The Success Academy renewals, she said, were returned based on legal requirements — and were not an appraisal of the charter network.

But taken together, observers of different educational ideologies have concluded that the board is more likely to probe problems with charter schools than in the past.

“It is quite a change from a couple years ago, and it does show greater misgivings about charter schools than what we saw under the board as it was previously constructed,” said Bob Lowry, deputy director of the New York State Council of School Superintendents. (Lowry said he appreciates that the board is paying more attention to how charter schools will affect the funding of surrounding school districts.)

The state’s teachers union has picked up on the change and praised the board for providing more oversight of charter schools, while calling on them to do more.

“The Regents, at this point, are providing much overdue scrutiny of the charter sector,” said NYSUT spokesman Carl Korn. “We believe that the Regents and the state education department need to do more, but this is a good step.”

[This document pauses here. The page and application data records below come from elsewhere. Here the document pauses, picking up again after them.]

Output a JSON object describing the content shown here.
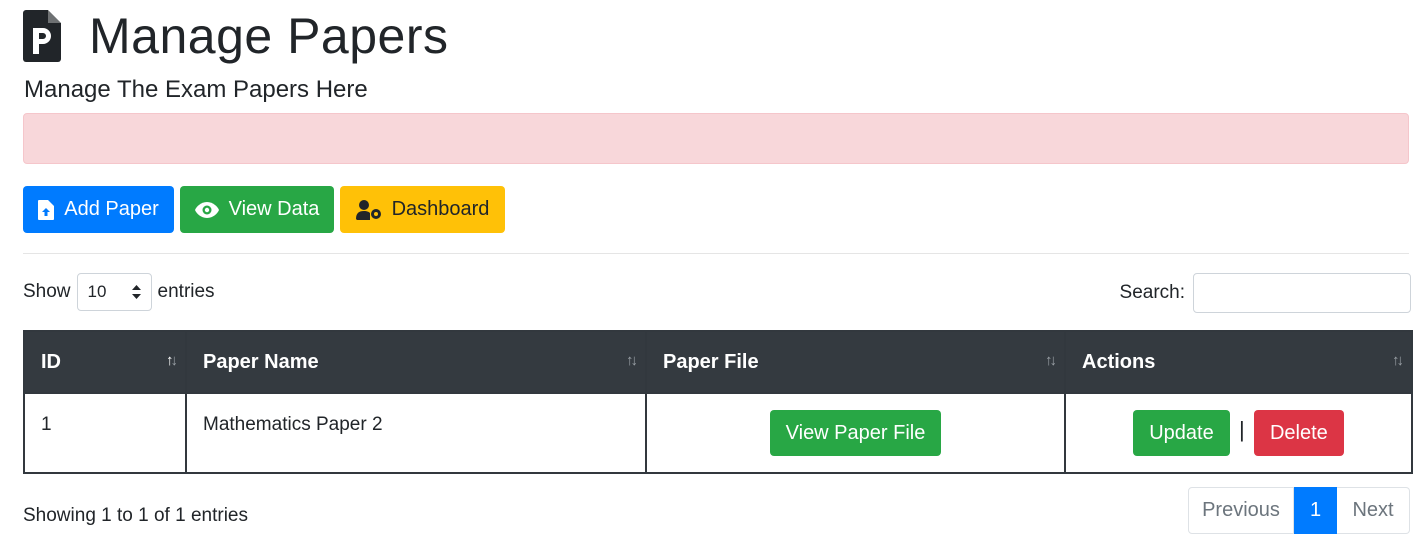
{
  "header": {
    "title": "Manage Papers",
    "subtitle": "Manage The Exam Papers Here"
  },
  "toolbar": {
    "add_label": "Add Paper",
    "view_label": "View Data",
    "dashboard_label": "Dashboard"
  },
  "table_controls": {
    "show_label": "Show",
    "entries_value": "10",
    "entries_label": "entries",
    "search_label": "Search:"
  },
  "table": {
    "columns": [
      "ID",
      "Paper Name",
      "Paper File",
      "Actions"
    ],
    "rows": [
      {
        "id": "1",
        "name": "Mathematics Paper 2",
        "file_button": "View Paper File",
        "update_label": "Update",
        "separator": "|",
        "delete_label": "Delete"
      }
    ]
  },
  "footer": {
    "info": "Showing 1 to 1 of 1 entries",
    "prev": "Previous",
    "current_page": "1",
    "next": "Next"
  },
  "colors": {
    "primary": "#007bff",
    "success": "#28a745",
    "warning": "#ffc107",
    "danger": "#dc3545",
    "dark": "#343a40",
    "alert_bg": "#f8d7da"
  },
  "icons": [
    "file-powerpoint-icon",
    "file-upload-icon",
    "eye-icon",
    "user-cog-icon",
    "sort-icon"
  ]
}
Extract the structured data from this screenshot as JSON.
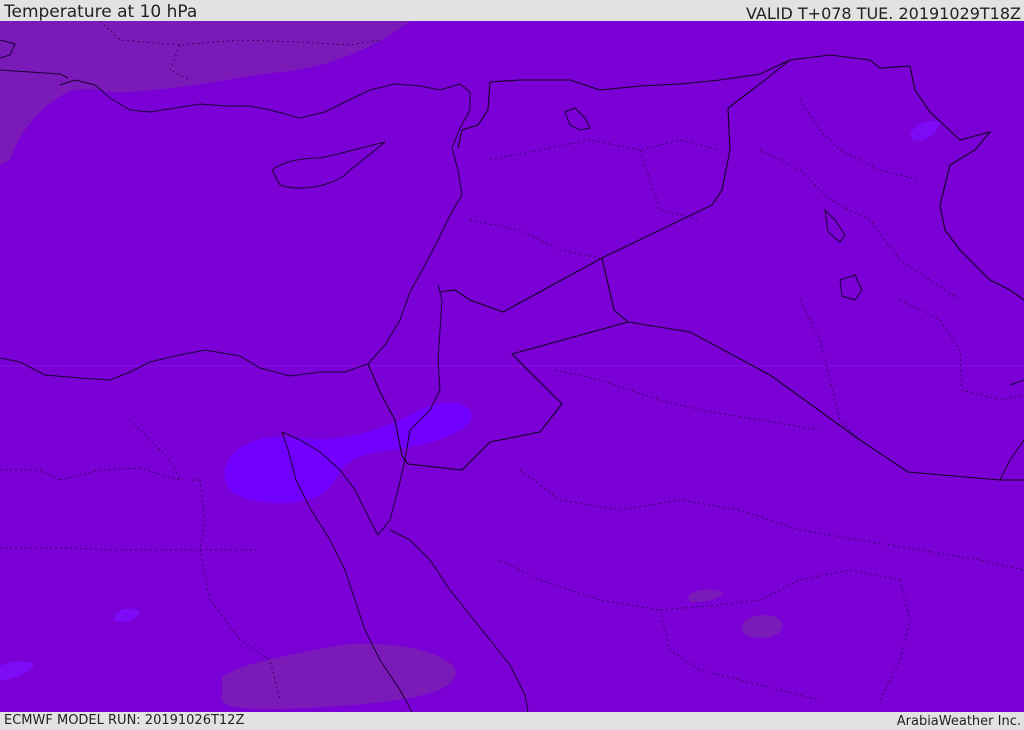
{
  "header": {
    "title": "Temperature at 10 hPa",
    "valid": "VALID T+078 TUE. 20191029T18Z"
  },
  "footer": {
    "model_run": "ECMWF MODEL RUN: 20191026T12Z",
    "credit": "ArabiaWeather Inc."
  },
  "colors": {
    "base_field": "#7a00d6",
    "warm_field": "#7a1ab8",
    "cool_field": "#7d0bf6",
    "cold_field": "#7100ff",
    "coastline": "#1a0033",
    "border": "#120024"
  }
}
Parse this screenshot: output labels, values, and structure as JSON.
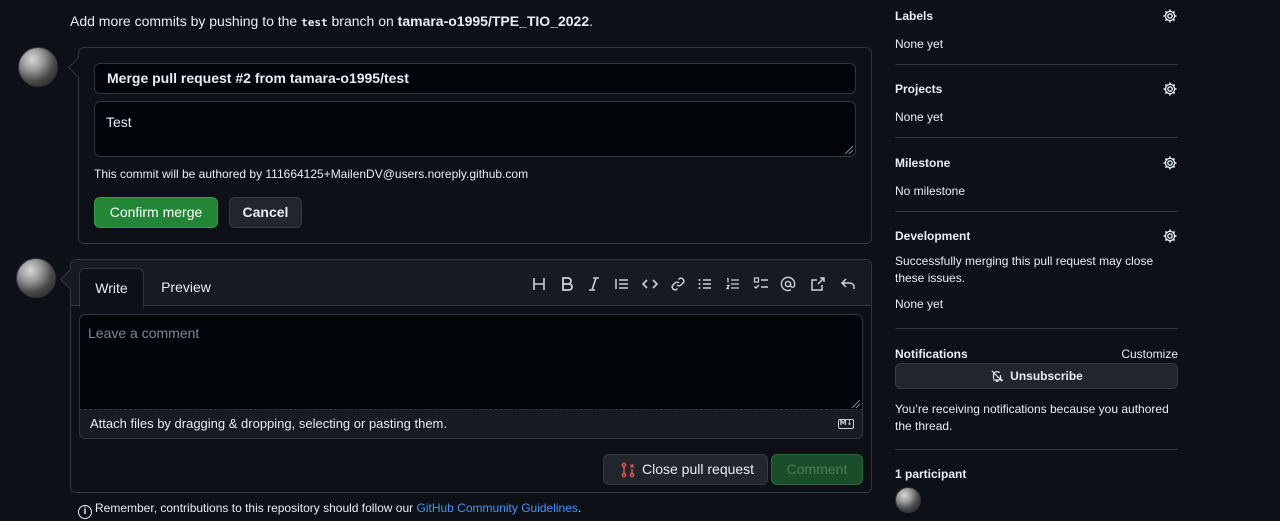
{
  "push_hint": {
    "prefix": "Add more commits by pushing to the ",
    "branch": "test",
    "middle": " branch on ",
    "repo": "tamara-o1995/TPE_TIO_2022",
    "suffix": "."
  },
  "merge": {
    "title_value": "Merge pull request #2 from tamara-o1995/test",
    "body_value": "Test",
    "author_note": "This commit will be authored by 111664125+MailenDV@users.noreply.github.com",
    "confirm_label": "Confirm merge",
    "cancel_label": "Cancel"
  },
  "comment": {
    "tabs": [
      "Write",
      "Preview"
    ],
    "toolbar": [
      "heading-icon",
      "bold-icon",
      "italic-icon",
      "quote-icon",
      "code-icon",
      "link-icon",
      "unordered-list-icon",
      "ordered-list-icon",
      "task-list-icon",
      "mention-icon",
      "reference-icon",
      "reply-icon"
    ],
    "placeholder": "Leave a comment",
    "attach_hint": "Attach files by dragging & dropping, selecting or pasting them.",
    "close_pr_label": "Close pull request",
    "comment_label": "Comment"
  },
  "guidelines": {
    "text": "Remember, contributions to this repository should follow our ",
    "link": "GitHub Community Guidelines",
    "suffix": "."
  },
  "sidebar": {
    "labels": {
      "title": "Labels",
      "value": "None yet"
    },
    "projects": {
      "title": "Projects",
      "value": "None yet"
    },
    "milestone": {
      "title": "Milestone",
      "value": "No milestone"
    },
    "development": {
      "title": "Development",
      "description": "Successfully merging this pull request may close these issues.",
      "value": "None yet"
    },
    "notifications": {
      "title": "Notifications",
      "customize": "Customize",
      "unsubscribe": "Unsubscribe",
      "note": "You’re receiving notifications because you authored the thread."
    },
    "participants": {
      "title": "1 participant"
    }
  },
  "colors": {
    "background": "#0d1117",
    "accent_green": "#238636",
    "link_blue": "#4493f8",
    "close_red": "#f85149"
  }
}
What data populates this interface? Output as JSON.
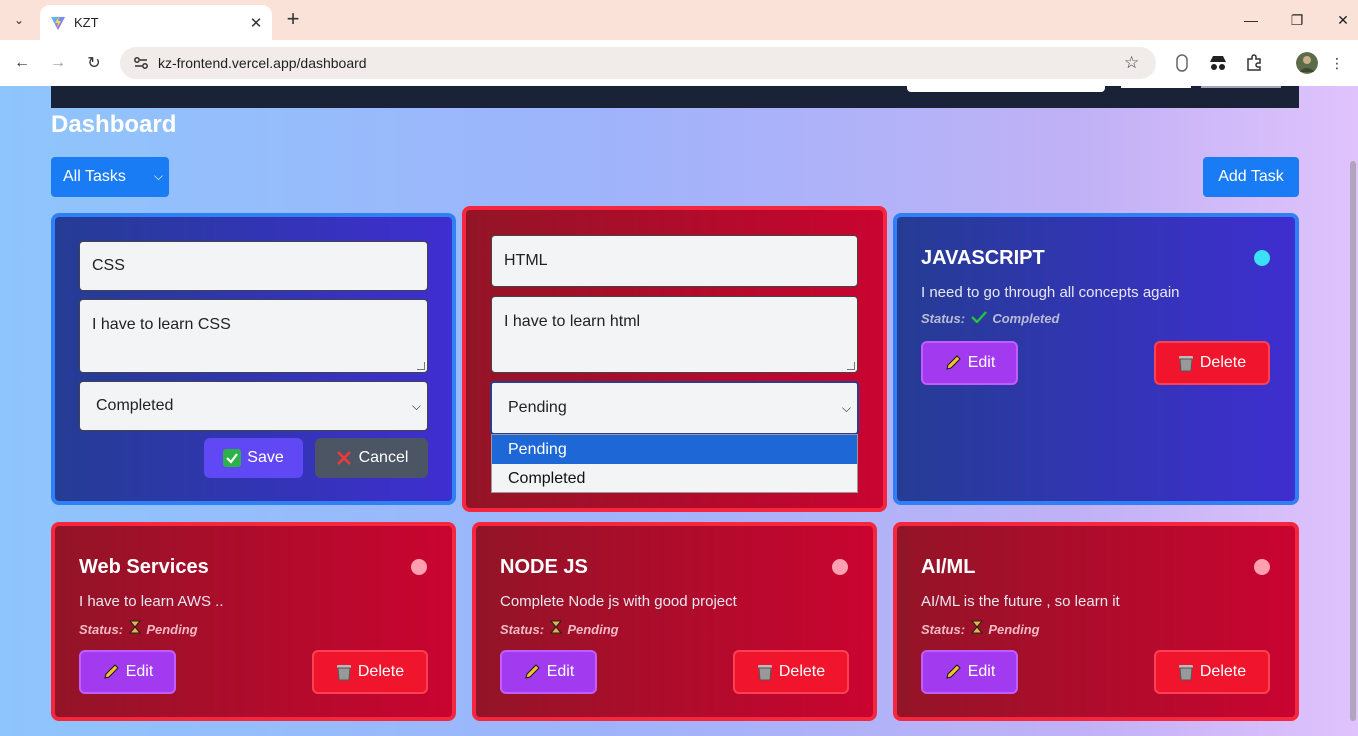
{
  "browser": {
    "tab_title": "KZT",
    "url": "kz-frontend.vercel.app/dashboard"
  },
  "page": {
    "title": "Dashboard",
    "filter_value": "All Tasks",
    "add_button": "Add Task"
  },
  "edit_cards": [
    {
      "title_value": "CSS",
      "description_value": "I have to learn CSS",
      "status_value": "Completed",
      "save_label": "Save",
      "cancel_label": "Cancel"
    },
    {
      "title_value": "HTML",
      "description_value": "I have to learn html",
      "status_value": "Pending",
      "options": [
        "Pending",
        "Completed"
      ]
    }
  ],
  "status_label": "Status:",
  "tasks": [
    {
      "title": "JAVASCRIPT",
      "description": "I need to go through all concepts again",
      "status": "Completed",
      "status_icon": "check-mark-icon"
    },
    {
      "title": "Web Services",
      "description": "I have to learn AWS ..",
      "status": "Pending",
      "status_icon": "hourglass-icon"
    },
    {
      "title": "NODE JS",
      "description": "Complete Node js with good project",
      "status": "Pending",
      "status_icon": "hourglass-icon"
    },
    {
      "title": "AI/ML",
      "description": "AI/ML is the future , so learn it",
      "status": "Pending",
      "status_icon": "hourglass-icon"
    }
  ],
  "edit_label": "Edit",
  "delete_label": "Delete",
  "colors": {
    "primary": "#1a7cf5",
    "completed_card": "#3f2ed0",
    "pending_card": "#c90430",
    "edit_button": "#a23af0",
    "delete_button": "#f0152d"
  }
}
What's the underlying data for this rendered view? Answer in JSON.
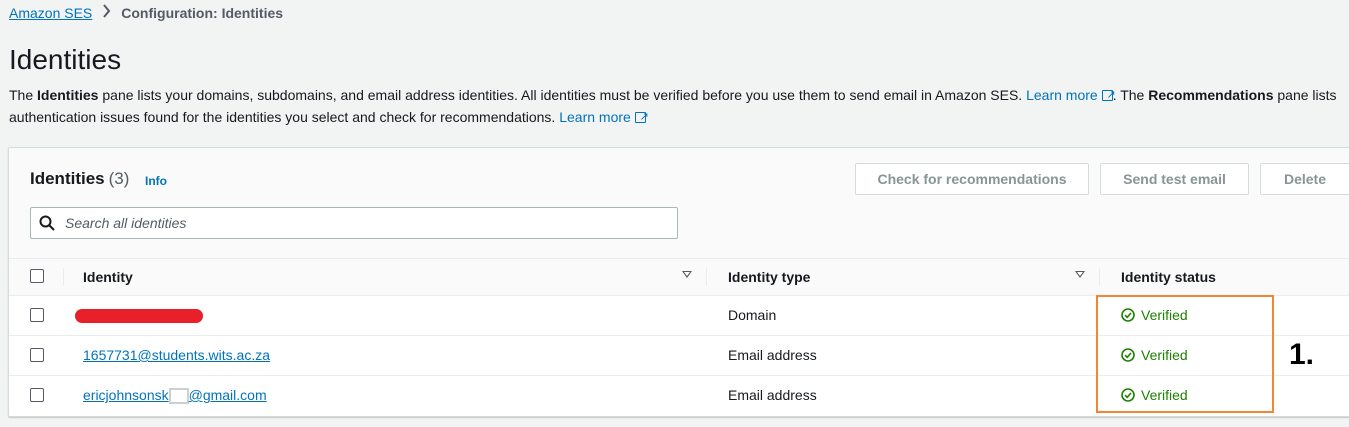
{
  "breadcrumb": {
    "root": "Amazon SES",
    "current": "Configuration: Identities"
  },
  "page": {
    "title": "Identities",
    "description_1": "The ",
    "description_bold_1": "Identities",
    "description_2": " pane lists your domains, subdomains, and email address identities. All identities must be verified before you use them to send email in Amazon SES. ",
    "learn_more_1": "Learn more",
    "description_3": ". The ",
    "description_bold_2": "Recommendations",
    "description_4": " pane lists",
    "description_line2": "authentication issues found for the identities you select and check for recommendations. ",
    "learn_more_2": "Learn more"
  },
  "panel": {
    "title": "Identities",
    "count": "(3)",
    "info": "Info",
    "buttons": {
      "check": "Check for recommendations",
      "send": "Send test email",
      "delete": "Delete"
    },
    "search_placeholder": "Search all identities"
  },
  "table": {
    "headers": {
      "identity": "Identity",
      "type": "Identity type",
      "status": "Identity status"
    },
    "rows": [
      {
        "identity": "",
        "type": "Domain",
        "status": "Verified"
      },
      {
        "identity": "1657731@students.wits.ac.za",
        "type": "Email address",
        "status": "Verified"
      },
      {
        "identity_prefix": "ericjohnsonsk",
        "identity_suffix": "@gmail.com",
        "type": "Email address",
        "status": "Verified"
      }
    ]
  },
  "annotation": {
    "label": "1."
  },
  "colors": {
    "link": "#0073bb",
    "verified": "#1d8102",
    "highlight": "#f58536",
    "redaction": "#e8202a"
  },
  "icons": [
    "chevron-right-icon",
    "external-link-icon",
    "search-icon",
    "sort-caret-icon",
    "check-circle-icon"
  ]
}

Charter school advocates agree, seeing the Board of Regents’ actions as worrying. Since the board’s philosophy is hard to pin down, schools are starting to wonder if they can switch authorizers, Rogers said.

Yet there are signs that charters’ fear are based on conclusions that are far too sweeping. As the board rejected two schools outside of New York City, they also lauded applications for schools opening in the city a fact that may suggest differences in how the Regents assess schools in different areas of the state.

Regent Christine Cea welcomed a new school in Staten Island, saying she is “totally in favor of it.” Rosa expressed excitement about a new KIPP school in the Bronx, saying the community has “tremendous support” for its opening.

Rosa said Regents are more thoughtful and involved in reviewing schools now. She suggested that there are educational innovations that can be learned from charter schools, but also offered some critiques. At the top of her list, she worries that charter schools are not well-equipped to serve students with the most severe disabilities.

Several schools that are currently authorized by the board expressed their appreciation for the Board of Regents and those in the state education department’s charter school office who provide technical assistance to schools and create charter school recommendations for the board.

“On our quest to better serve scholars with learning differences, we have found no better ally,” said Eric Tucker, who is a co-founder of Brooklyn Laboratory Charter School. “Through technical assistance and oversight, the Regents push public schools like ours to continually improve to better serve the needs of all students, all days.”

Still, said Bob Bellafiore, an education consultant who works with charter schools, several Regents come from district school backgrounds, and so their default attitude is to question charter schools and support the traditional school model.

“They’re much more district school system people,” Bellafiore said.

What's Your Education Story?

Tips for teaching poetry in a women’s prison. ‘Remember, you are not allowed to hug anyone.’

PHOTO: Lwp Kommunikáció, Flickr CC
Inmates at the Indiana Women's Prison.

Adam Henze was one of seven educators who participated in a story slam sponsored by Chalkbeat, Teachers Lounge Indy, WFYI Public Media and the Indianapolis Public Library on Sept. 5. Every teacher shared stories about their challenges and triumphs in Circle City classrooms.

A poet and educator, Henze read a poem about a day in his life as a poetry instructor at the Indiana Women’s Prison. Henze recounts the painful struggle to reconcile his experiences with the crimes for which his students were serving time — some life sentences for murder

It’s a story full of darkness, but it also offers hope that, as Henze said, “we are the sum of the things that we have done, but we’re also the sum of the things that we have yet to do.”

Check out the video below to hear Henze’s story.

You can find more stories from educators, students and parents here.